“The idea for a British Baccalaureate is an idea worth exploring so students are not pushed into a binary choice between technical training and academic study at 16. Vocational education should be part of the general educational offer so young people are prepared for the world of work.

“Rather than setting up new ‘career academies’ the focus should be on providing better funding for colleges which already deliver cutting edge skills for 1.7 million students day in, day out. We would encourage investment in existing FE infrastructure to promote creativity and entrepreneurialism, incentivise more employers to engage with their local college and ensure up-to-date resources and adequately paid staff can deliver the government’s skills revolution. “There are already strong links between colleges and universities and one in 10 students in higher education study in an FE college. Rather than reinventing the wheel, we would urge government to work with colleges which already have an established reach into their communities to promote lifelong learning.”

A Spokesperson for the Independent Assessment Commission said:

“There is much to welcome in the Times’ Report. It is a strong reminder of the broad and growing consensus for change that now exists. The Times Report follows on the heels of the recent IAC report and the work being done by groups such as Rethinking Assessment, all of which believe there is a fundamental need to reform and improve how we assess our young people in school.”

“Key concerns around the damaging rigidity of the curriculum; an outdated assessment system; and a damaging impact on young people’s mental health from an over-reliance on high-stakes exams all feature in our recent report and they have been reasserted again in today’s Times report.”

“The Times’ Final Report now joins our work in being another significant intervention on the need to improve the way we assess young people.”

“As this year’s exams draw to a close, it is clearly time for the Government to listen to the growing chorus of voices calling for change and create a modern, inclusive and innovative assessment and qualifications system that prepares young people well for the next stage of their lives, in college, employment or university.”

Sam Avanzo Windett, Deputy Director, Learning and Work Institute:

“Educational attainment is central to life chances, yet our Youth Commission found that this is more dependent on family background here than in other countries. Today’s Times Education Commission report provides important insights into the inequalities in Britain’s education system and what needs to change.
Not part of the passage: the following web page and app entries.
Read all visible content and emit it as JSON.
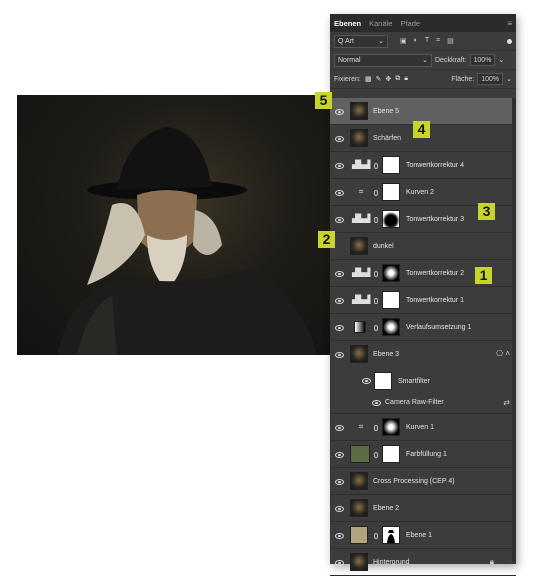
{
  "panel": {
    "tabs": [
      "Ebenen",
      "Kanäle",
      "Pfade"
    ],
    "filter": {
      "kind_label": "Q Art"
    },
    "blend": {
      "mode": "Normal",
      "opacity_label": "Deckkraft:",
      "opacity_value": "100%"
    },
    "lock": {
      "label": "Fixieren:",
      "fill_label": "Fläche:",
      "fill_value": "100%"
    }
  },
  "layers": [
    {
      "name": "Ebene 5",
      "selected": true,
      "thumb": "photo"
    },
    {
      "name": "Schärfen",
      "thumb": "photo"
    },
    {
      "name": "Tonwertkorrektur 4",
      "thumb": "levels",
      "mask": "white"
    },
    {
      "name": "Kurven 2",
      "thumb": "curves",
      "mask": "white"
    },
    {
      "name": "Tonwertkorrektur 3",
      "thumb": "levels",
      "mask": "black-white"
    },
    {
      "name": "dunkel",
      "thumb": "photo"
    },
    {
      "name": "Tonwertkorrektur 2",
      "thumb": "levels",
      "mask": "radial"
    },
    {
      "name": "Tonwertkorrektur 1",
      "thumb": "levels",
      "mask": "white"
    },
    {
      "name": "Verlaufsumsetzung 1",
      "thumb": "gradient-map",
      "mask": "radial"
    },
    {
      "name": "Ebene 3",
      "thumb": "photo",
      "smart": true
    },
    {
      "name": "Kurven 1",
      "thumb": "curves",
      "mask": "radial"
    },
    {
      "name": "Farbfüllung 1",
      "thumb": "green",
      "mask": "white"
    },
    {
      "name": "Cross Processing (CEP 4)",
      "thumb": "photo"
    },
    {
      "name": "Ebene 2",
      "thumb": "photo"
    },
    {
      "name": "Ebene 1",
      "thumb": "beige",
      "mask": "silhouette"
    },
    {
      "name": "Hintergrund",
      "thumb": "photo",
      "locked": true
    }
  ],
  "smartfilter": {
    "label": "Smartfilter",
    "filter_name": "Camera Raw-Filter"
  },
  "badges": [
    "1",
    "2",
    "3",
    "4",
    "5"
  ]
}
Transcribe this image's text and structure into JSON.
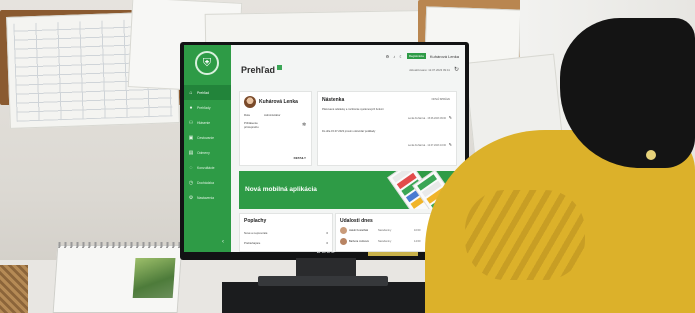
{
  "screen": {
    "app": {
      "sidebar": {
        "logo": "shield-person-icon",
        "items": [
          {
            "label": "Prehľad",
            "icon": "home-icon",
            "active": true
          },
          {
            "label": "Prehľady",
            "icon": "person-icon",
            "active": false
          },
          {
            "label": "Hlásenie",
            "icon": "people-icon",
            "active": false
          },
          {
            "label": "Cestovanie",
            "icon": "briefcase-icon",
            "active": false
          },
          {
            "label": "Odmeny",
            "icon": "document-icon",
            "active": false
          },
          {
            "label": "Konzultácie",
            "icon": "chat-icon",
            "active": false
          },
          {
            "label": "Dochádzka",
            "icon": "clock-icon",
            "active": false
          },
          {
            "label": "Nastavenia",
            "icon": "gear-icon",
            "active": false
          }
        ],
        "collapse_icon": "chevron-left-icon",
        "accent": "#2e9b46"
      },
      "header": {
        "title": "Prehľad",
        "registration": "Registrácia",
        "user": "Kuhárová Lenka",
        "meta": "Aktualizované: 12.07.2023 09:41"
      },
      "profile": {
        "name": "Kuhárová Lenka",
        "role_label": "Rola",
        "role_value": "Administrátor",
        "perms_label": "Prihlásenie",
        "perms_label2": "prístupného",
        "detail": "DETAILY"
      },
      "board": {
        "title": "Nástenka",
        "right": "NOVÁ SPRÁVA",
        "line1": "Plánované odstávky a rozšírenie systémových funkcií",
        "meta1": "Lenka Kuhárová · 15.06.2023 09:00",
        "line2": "Do dňa 15.07.2023 prosím odovzdať podklady",
        "meta2": "Lenka Kuhárová · 12.07.2023 10:00"
      },
      "banner": {
        "text": "Nová mobilná aplikácia"
      },
      "alarms": {
        "title": "Poplachy",
        "rows": [
          {
            "label": "Nové a neprevzaté",
            "count": "0"
          },
          {
            "label": "Prebiehajúce",
            "count": "0"
          }
        ]
      },
      "events": {
        "title": "Udalosti dnes",
        "rows": [
          {
            "name": "Jakub Kostelňák",
            "type": "Narodeniny",
            "time": "10:00"
          },
          {
            "name": "Barbora Juríková",
            "type": "Narodeniny",
            "time": "14:00"
          }
        ]
      }
    },
    "monitor_brand": "DELL"
  }
}
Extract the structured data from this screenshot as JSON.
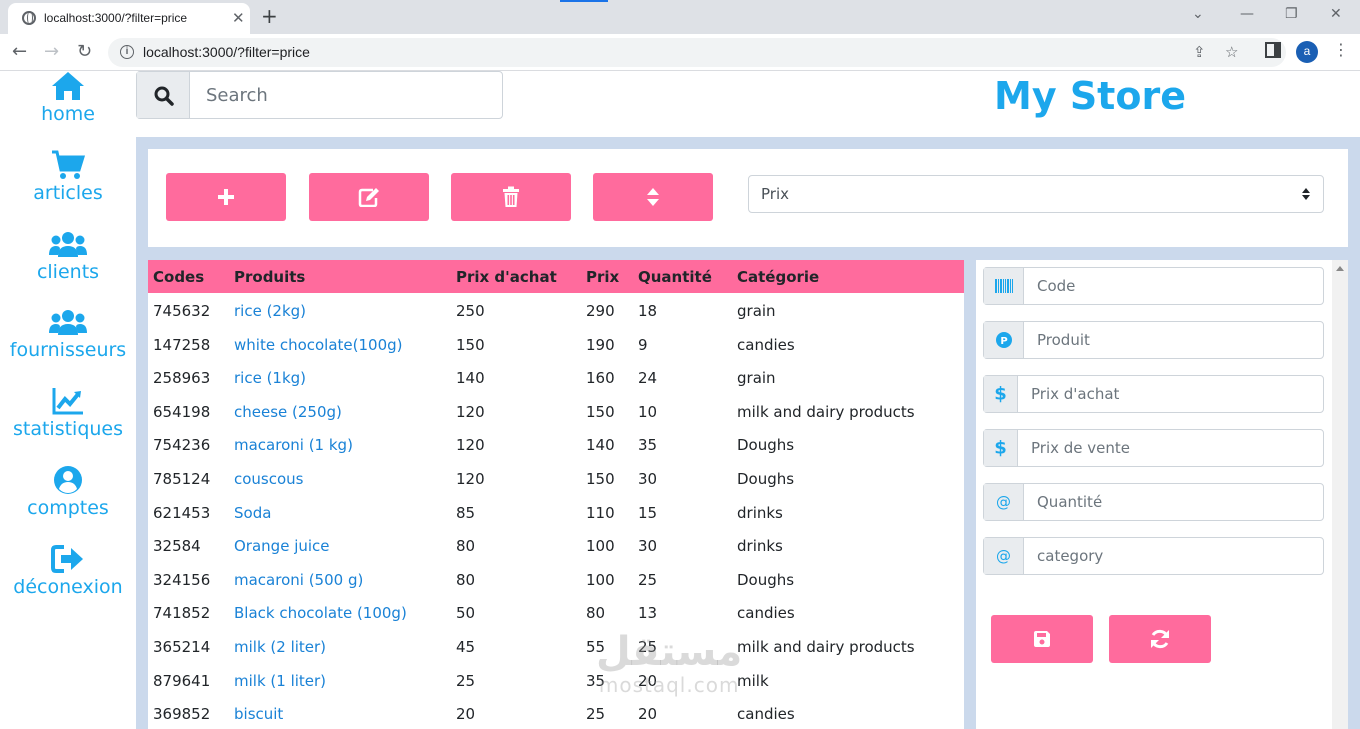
{
  "browser": {
    "tab_title": "localhost:3000/?filter=price",
    "url": "localhost:3000/?filter=price",
    "profile_initial": "a"
  },
  "sidebar": {
    "items": [
      {
        "label": "home",
        "icon": "home-icon"
      },
      {
        "label": "articles",
        "icon": "shopping-cart-icon"
      },
      {
        "label": "clients",
        "icon": "users-icon"
      },
      {
        "label": "fournisseurs",
        "icon": "users-icon"
      },
      {
        "label": "statistiques",
        "icon": "chart-line-icon"
      },
      {
        "label": "comptes",
        "icon": "user-circle-icon"
      },
      {
        "label": "déconexion",
        "icon": "sign-out-icon"
      }
    ]
  },
  "search": {
    "placeholder": "Search"
  },
  "header": {
    "title": "My Store"
  },
  "actions": {
    "buttons": [
      {
        "name": "add-button",
        "icon": "plus-icon"
      },
      {
        "name": "edit-button",
        "icon": "edit-icon"
      },
      {
        "name": "delete-button",
        "icon": "trash-icon"
      },
      {
        "name": "sort-button",
        "icon": "sort-icon"
      }
    ],
    "filter_selected": "Prix"
  },
  "table": {
    "columns": [
      "Codes",
      "Produits",
      "Prix d'achat",
      "Prix",
      "Quantité",
      "Catégorie"
    ],
    "rows": [
      [
        "745632",
        "rice (2kg)",
        "250",
        "290",
        "18",
        "grain"
      ],
      [
        "147258",
        "white chocolate(100g)",
        "150",
        "190",
        "9",
        "candies"
      ],
      [
        "258963",
        "rice (1kg)",
        "140",
        "160",
        "24",
        "grain"
      ],
      [
        "654198",
        "cheese (250g)",
        "120",
        "150",
        "10",
        "milk and dairy products"
      ],
      [
        "754236",
        "macaroni (1 kg)",
        "120",
        "140",
        "35",
        "Doughs"
      ],
      [
        "785124",
        "couscous",
        "120",
        "150",
        "30",
        "Doughs"
      ],
      [
        "621453",
        "Soda",
        "85",
        "110",
        "15",
        "drinks"
      ],
      [
        "32584",
        "Orange juice",
        "80",
        "100",
        "30",
        "drinks"
      ],
      [
        "324156",
        "macaroni (500 g)",
        "80",
        "100",
        "25",
        "Doughs"
      ],
      [
        "741852",
        "Black chocolate (100g)",
        "50",
        "80",
        "13",
        "candies"
      ],
      [
        "365214",
        "milk (2 liter)",
        "45",
        "55",
        "25",
        "milk and dairy products"
      ],
      [
        "879641",
        "milk (1 liter)",
        "25",
        "35",
        "20",
        "milk"
      ],
      [
        "369852",
        "biscuit",
        "20",
        "25",
        "20",
        "candies"
      ]
    ]
  },
  "form": {
    "fields": [
      {
        "placeholder": "Code",
        "icon": "barcode-icon"
      },
      {
        "placeholder": "Produit",
        "icon": "product-p-icon"
      },
      {
        "placeholder": "Prix d'achat",
        "icon": "dollar-icon"
      },
      {
        "placeholder": "Prix de vente",
        "icon": "dollar-icon"
      },
      {
        "placeholder": "Quantité",
        "icon": "at-icon"
      },
      {
        "placeholder": "category",
        "icon": "at-icon"
      }
    ]
  },
  "watermark": {
    "arabic": "مستقل",
    "latin": "mostaql.com"
  },
  "colors": {
    "accent": "#ff6b9d",
    "brand": "#1ca7ec",
    "link": "#1a82d6",
    "background": "#cbd9ec"
  }
}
We need a broad set of ideas to improve employment and skills outcomes, built on a firm understanding of future career opportunities and essential skills needs. Our research shows that profound economic and social changes, particularly the collision of advances in technology and lengthening working lives, require a sound platform of skills and flexible ways to learn. We need a more joined up approach to set a higher ambition for education and employment, including a focus on lifelong learning, for everyone to have an opportunity to realise their ambitions in learning, work and throughout life.”

Jane Hickie, AELP Chief Executive:

“Although we’d have liked the Times Education Commission to have focused more on FE and lifelong learning, there are some positive aspects of the report that deserve full consideration. This includes recommendations for improved pay and conditions in the FE sector and that careers guidance should be an integral part of education and offer better links with local businesses.

“We know that pay and conditions are significant issues in the FE sector- with many providers struggling to recruit and retain good staff- particularly in light of the ongoing cost of living crisis. Therefore, further intervention to support the sector would be welcome. Ensuring that young people have high quality careers information, advice and guidance (CIAG) that explains all options open to them is crucial in helping overcome barriers to learning and promoting social mobility. CIAG should be accessible for all ages, in every area of the country, and must offer parity of esteem between academic and vocational routes.”

Related Articles